Have Red Sox fans simply forgotten Manny's past and present indiscretions? Certainly not. Red Sox fans rarely forget anything and even more rarely forgive. Boone, Buckner, Dent, and Clemens are still hated. Mookie Wilson is a curse word in some towns in Massachusetts.

Is he showing more effort? Certainly not. Is he hitting better? Not really. Looking at his career averages, he is on pace for a slightly above average season. Right now, Manny is batting .317 with 38 home runs and 111 RBI. Per 162 games played, Manny averages .317 with 41 home runs and 134 RBI. Does he actually wear a uniform conforming to league regulations? Nope, still wearing baggy pants. So what has changed about Manny?

Nothing, really, but the contrast of his and Nomar's attitude this year after the trade rumors, combined with the new coaching staff, has made Manny shine. Whereas Nomar sulked and fussed, spending two months on the disabled list, Manny was upbeat, always smiling, always happy, seen joking with Pedro in the dugout or talking with fans in the Monster seats. Apparently, Nomar did not talk to anyone, teammates or otherwise. Nomar excluded himself; Manny included himself.
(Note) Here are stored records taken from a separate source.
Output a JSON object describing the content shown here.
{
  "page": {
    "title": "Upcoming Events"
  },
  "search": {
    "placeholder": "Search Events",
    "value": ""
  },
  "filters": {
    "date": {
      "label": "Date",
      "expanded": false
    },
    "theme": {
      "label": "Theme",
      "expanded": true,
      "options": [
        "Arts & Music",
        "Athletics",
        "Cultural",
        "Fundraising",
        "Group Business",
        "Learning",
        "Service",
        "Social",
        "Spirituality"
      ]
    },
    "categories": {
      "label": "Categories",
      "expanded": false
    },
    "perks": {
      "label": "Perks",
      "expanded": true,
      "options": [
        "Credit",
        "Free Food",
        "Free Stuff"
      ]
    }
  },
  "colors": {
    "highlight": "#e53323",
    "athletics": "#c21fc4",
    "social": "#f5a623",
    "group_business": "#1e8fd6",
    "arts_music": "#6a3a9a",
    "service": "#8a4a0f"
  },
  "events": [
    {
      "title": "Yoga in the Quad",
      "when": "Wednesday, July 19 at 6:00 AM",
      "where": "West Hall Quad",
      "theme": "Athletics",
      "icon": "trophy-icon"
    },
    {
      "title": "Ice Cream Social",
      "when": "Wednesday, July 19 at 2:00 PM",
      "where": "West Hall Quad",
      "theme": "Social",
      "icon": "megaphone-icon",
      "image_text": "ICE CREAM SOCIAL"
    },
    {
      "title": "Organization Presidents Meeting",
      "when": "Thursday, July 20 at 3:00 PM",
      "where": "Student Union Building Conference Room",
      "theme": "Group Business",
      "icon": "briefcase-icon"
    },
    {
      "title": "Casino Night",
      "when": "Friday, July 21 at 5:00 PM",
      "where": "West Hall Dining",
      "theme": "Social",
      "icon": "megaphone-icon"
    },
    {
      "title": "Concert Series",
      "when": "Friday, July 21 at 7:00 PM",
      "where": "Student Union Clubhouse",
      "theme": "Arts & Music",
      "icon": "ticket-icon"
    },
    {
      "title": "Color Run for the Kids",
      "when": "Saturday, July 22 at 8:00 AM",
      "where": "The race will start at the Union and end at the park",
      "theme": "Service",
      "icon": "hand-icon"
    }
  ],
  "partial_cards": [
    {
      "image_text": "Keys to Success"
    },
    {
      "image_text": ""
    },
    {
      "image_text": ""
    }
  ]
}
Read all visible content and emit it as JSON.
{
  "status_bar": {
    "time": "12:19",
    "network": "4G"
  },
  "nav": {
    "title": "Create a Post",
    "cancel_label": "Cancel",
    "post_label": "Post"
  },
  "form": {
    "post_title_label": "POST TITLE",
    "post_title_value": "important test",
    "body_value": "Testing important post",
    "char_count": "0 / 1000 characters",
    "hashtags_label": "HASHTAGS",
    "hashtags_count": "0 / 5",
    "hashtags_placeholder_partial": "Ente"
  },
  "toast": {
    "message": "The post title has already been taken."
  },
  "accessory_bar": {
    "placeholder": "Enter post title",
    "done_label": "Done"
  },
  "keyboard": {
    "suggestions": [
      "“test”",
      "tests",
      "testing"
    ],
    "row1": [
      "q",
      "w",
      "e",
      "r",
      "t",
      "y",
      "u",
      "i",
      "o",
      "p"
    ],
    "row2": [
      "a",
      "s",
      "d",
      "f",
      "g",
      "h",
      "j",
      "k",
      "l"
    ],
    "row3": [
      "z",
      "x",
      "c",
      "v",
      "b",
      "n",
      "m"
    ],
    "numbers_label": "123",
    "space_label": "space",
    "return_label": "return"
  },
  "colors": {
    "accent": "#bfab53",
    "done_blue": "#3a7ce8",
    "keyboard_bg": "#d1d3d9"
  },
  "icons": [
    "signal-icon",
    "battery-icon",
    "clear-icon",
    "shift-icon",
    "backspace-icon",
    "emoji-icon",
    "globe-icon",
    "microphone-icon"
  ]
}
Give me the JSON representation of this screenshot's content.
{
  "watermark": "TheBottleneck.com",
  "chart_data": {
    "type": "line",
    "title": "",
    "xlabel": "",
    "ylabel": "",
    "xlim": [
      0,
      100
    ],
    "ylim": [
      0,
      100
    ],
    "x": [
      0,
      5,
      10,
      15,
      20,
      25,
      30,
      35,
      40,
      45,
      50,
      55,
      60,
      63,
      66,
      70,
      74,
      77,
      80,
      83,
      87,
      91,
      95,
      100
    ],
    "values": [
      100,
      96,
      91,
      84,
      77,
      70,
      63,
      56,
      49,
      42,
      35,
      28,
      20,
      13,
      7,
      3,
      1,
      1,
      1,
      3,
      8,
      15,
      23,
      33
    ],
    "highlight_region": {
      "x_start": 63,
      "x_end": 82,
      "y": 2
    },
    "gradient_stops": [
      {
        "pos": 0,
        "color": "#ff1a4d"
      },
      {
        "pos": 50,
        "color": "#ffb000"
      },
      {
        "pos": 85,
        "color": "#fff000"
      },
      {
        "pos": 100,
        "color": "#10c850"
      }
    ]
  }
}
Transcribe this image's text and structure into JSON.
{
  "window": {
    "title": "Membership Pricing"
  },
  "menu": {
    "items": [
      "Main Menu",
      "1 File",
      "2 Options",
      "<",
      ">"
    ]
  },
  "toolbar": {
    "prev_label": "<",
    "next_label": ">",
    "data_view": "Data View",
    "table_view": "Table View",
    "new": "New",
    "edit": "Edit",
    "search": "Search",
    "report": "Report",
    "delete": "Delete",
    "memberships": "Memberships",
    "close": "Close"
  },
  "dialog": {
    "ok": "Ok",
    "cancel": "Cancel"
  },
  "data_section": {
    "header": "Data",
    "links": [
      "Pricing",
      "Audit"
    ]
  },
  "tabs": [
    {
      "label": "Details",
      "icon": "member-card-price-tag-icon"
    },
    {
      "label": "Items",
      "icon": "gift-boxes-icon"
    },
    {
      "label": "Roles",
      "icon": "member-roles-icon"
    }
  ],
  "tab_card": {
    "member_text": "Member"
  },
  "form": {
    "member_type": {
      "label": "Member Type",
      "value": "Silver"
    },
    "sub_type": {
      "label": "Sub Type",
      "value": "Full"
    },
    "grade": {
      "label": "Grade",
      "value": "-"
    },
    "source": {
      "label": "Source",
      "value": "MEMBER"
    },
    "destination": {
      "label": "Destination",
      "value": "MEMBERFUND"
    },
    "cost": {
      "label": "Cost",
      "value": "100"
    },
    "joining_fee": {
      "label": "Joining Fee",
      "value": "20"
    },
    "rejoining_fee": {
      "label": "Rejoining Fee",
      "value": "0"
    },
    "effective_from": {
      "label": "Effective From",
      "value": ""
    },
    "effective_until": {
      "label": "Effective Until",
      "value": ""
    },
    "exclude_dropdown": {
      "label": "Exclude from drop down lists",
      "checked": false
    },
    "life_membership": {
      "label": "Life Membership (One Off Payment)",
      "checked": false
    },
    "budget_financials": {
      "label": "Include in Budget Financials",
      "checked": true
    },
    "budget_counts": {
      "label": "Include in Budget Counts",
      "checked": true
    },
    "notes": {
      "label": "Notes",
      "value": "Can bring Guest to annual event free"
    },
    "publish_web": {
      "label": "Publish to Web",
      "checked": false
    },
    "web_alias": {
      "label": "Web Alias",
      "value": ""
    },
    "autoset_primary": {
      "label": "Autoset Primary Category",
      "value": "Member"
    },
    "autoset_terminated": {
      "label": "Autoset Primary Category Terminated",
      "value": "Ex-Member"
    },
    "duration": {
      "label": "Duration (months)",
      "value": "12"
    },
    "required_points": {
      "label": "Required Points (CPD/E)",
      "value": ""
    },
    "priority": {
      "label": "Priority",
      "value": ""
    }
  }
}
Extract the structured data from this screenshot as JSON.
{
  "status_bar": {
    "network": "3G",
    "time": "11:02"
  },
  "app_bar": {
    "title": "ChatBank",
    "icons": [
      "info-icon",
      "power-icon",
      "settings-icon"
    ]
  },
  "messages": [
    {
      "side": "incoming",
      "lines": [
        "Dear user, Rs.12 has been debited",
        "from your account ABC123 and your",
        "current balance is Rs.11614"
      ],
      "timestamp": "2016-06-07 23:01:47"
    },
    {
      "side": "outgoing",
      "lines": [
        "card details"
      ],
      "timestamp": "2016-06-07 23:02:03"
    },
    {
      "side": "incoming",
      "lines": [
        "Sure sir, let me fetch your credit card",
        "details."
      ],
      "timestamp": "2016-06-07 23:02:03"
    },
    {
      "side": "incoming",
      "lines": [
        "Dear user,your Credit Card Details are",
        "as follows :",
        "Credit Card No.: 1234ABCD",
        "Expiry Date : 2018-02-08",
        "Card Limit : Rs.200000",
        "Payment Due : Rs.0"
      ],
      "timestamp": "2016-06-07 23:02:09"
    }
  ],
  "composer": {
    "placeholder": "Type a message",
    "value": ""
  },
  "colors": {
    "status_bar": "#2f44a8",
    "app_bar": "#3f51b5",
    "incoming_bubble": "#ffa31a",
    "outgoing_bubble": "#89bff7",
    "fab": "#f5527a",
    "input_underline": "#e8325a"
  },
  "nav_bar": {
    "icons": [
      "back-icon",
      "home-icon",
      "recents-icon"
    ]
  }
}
Boston fans demand great loyalty and visible effort from their players, or the offending players can expect disapproval. The hard working Nomar, always one to run out a pop-up, expected similar loyalty from the Red Sox organization and was offended by their willingness to replace him. The long-strided, little hustle Manny, seems to have been unaffected by the Red Sox trading him. It doesn't really seem as though he cares where he plays, as long as he can have fun doing it. In a city where players are expected to care about the game, the player who seems not to care is among the most beloved. While we're winning.

It seems as though the off-season antics had the effect of making Manny looser than he was last year. Under Terry Francona, players are encouraged to be themselves, and this casual atmosphere has been the key to Manny's continued comfort in Boston. He seems to be having more fun than last year, visibly smiling and joking with his teammates.

Clearly, as was not so lucid in July, Theo Epstein made a wise decision in his choice of managers. Is Terry Francona the best tactical manager in the game? No, but he brings other assets, besides even Curt Shilling. Widely regarded as a player's manager, Francona trusts his players and allows them to enjoy the game, which results in the fans enjoying the game and the players equally. Many players, such as Johnny Damon and the Pedro Martinez, have visibly taken advantage of this policy of freedom of expression with their hair choice, prompting some to complain that the Red Sox have become a disgrace to baseball. They argue that such a loose attitude towards the game disrespects the rich heritage of baseball, tarnishing the purity of the sport.

For a sport which has already been surpassed in popularity by football, the only disgrace to the game would be if the players were not showing fans that the game is still fun. Manny looks like he's having fun, and that's why it's easy to root for him.